Several days ago on a bike ride with my friend Paris Rae, we came upon a lovely patch of Ribes odoratum, or clove currant. This is a black currant species indigenous to NA with large, shiny black berries that are highly aromatic with a wonderful spicey-sweet flavor. A truly delectable roadside find!
For the past 3-4 weeks I’ve been consuming plenty of European black currants (Ribes nigrum) of which I absolutely indulge upon and relish their complex ‘foxy’ flavor! Five varieties grow in my garden which all ripen at slightly different times, and today I picked the last of ’em from ‘Consort’. The bushes hold onto to their fruit quite well for the duration of picking season, which is a nice characteristic. This cannot be said for softer fruits like raspberries. I was meaning to make a batch of black currant jelly, but instead ended up eating them all fresh out of hand and mixed in salads. I love to let visitors try the black currants and observe their reaction. Most people enjoy them.
On hot days like today I like to make a refreshing iced berry drink. Today I made one with black currants. It is a simple recipe and you can alternate black currants with any other berry. This is all you’ll need:
1 cup fresh berries
1 cup crushed ice
A spoonful of organic raw honey never hurts
I use a magic bullet with the heavy duty blade; you can use a blender, vita-mix, or whatever you’ve got! Mix the ingredients and blend. Sometimes you’ll need to add a small amount of water or other liquid to get the blending started.
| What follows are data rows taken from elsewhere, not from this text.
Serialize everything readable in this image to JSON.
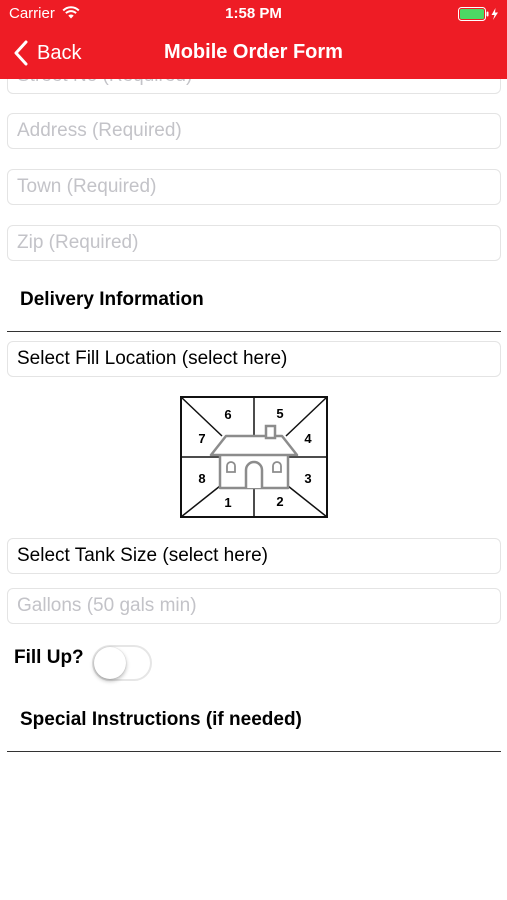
{
  "theme": {
    "accent": "#ee1c25",
    "text": "#000000",
    "placeholder": "#c3c3c8"
  },
  "status_bar": {
    "carrier": "Carrier",
    "time": "1:58 PM",
    "wifi_icon": "wifi-icon",
    "battery_icon": "battery-charging-icon"
  },
  "nav": {
    "back_label": "Back",
    "back_icon": "chevron-left-icon",
    "title": "Mobile Order Form"
  },
  "form": {
    "street_no": {
      "placeholder": "Street No (Required)",
      "value": ""
    },
    "address": {
      "placeholder": "Address (Required)",
      "value": ""
    },
    "town": {
      "placeholder": "Town (Required)",
      "value": ""
    },
    "zip": {
      "placeholder": "Zip (Required)",
      "value": ""
    },
    "delivery_heading": "Delivery Information",
    "fill_location_label": "Select Fill Location (select here)",
    "location_diagram": {
      "icon": "house-icon",
      "zones": [
        "1",
        "2",
        "3",
        "4",
        "5",
        "6",
        "7",
        "8"
      ]
    },
    "tank_size_label": "Select Tank Size (select here)",
    "gallons": {
      "placeholder": "Gallons (50 gals min)",
      "value": ""
    },
    "fill_up_label": "Fill Up?",
    "fill_up_on": false,
    "special_instructions_heading": "Special Instructions (if needed)"
  }
}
Blackcaps, or black raspberries, are reaching their peak season. They happily grow wild around here and if you know a good spot then there is usually never a shortage of berries. I like to freeze them for use in pies and smoothies during winter. They also make a delicious low-sugar jam.
I expect the next two weeks to be the ideal time to collect a lot of these gems for freezing and preserving. Once you familiarize yourself with these fruits you’ll learn that its all about timing and it surely pays to keep a close eye on whose ripening!
In my garden it is an ‘in-between’ year for strawberries. My strawberry bed was renovated this spring so it won’t be in production again until next year. Fortunately I have a lot of alpine strawberries still producing. Alpine strawberries are the wild european strawberry. Similar to the woodland strawberries you find growing here. Small fruit that packs a serious punch. Red and white-fruited varieties exist and their everbearing tendency keeps fresh berries comin’ all season! The ones in the image below were picked from a local edible landscape installed by Roots To Fruits. Stay tuned for a coming article on alpine strawberries
One of the nice things about white-fruited berries vs. red,purple/blue hues is that they appear to be less noticeable to birds. Birds tend to recognize red and purple as something to go for where white and yellow, from my experience- are left alone. White alpine strawberries and golden raspberries are great from that regard. Another nice white-fruited berry is white currant. Technically white currants are just a variant of red currant (R.rubrum). I have a few varieties in my garden and most of them are all gone by now as they ripen much faster then reds(which are just starting to ripen). However a later ripening variety by the name of ‘Primus’ lives in my garden, and she is just now starting to ripen her berries(no currants are not dioecious!).
It has been a sad season for my gooseberries. I set out nearly 15 new bushes this year and they’ve had a rough go thus far. But its mainly my fault. They were planted in an area where horses and deer live and apparently the fencing system was not adequate. Aside from being trampled on a few times, there’s also been a serious outbreak of small green worms which defoliate a plant in a number of days. Not sawfly, still needs ID. If anyone knows please share.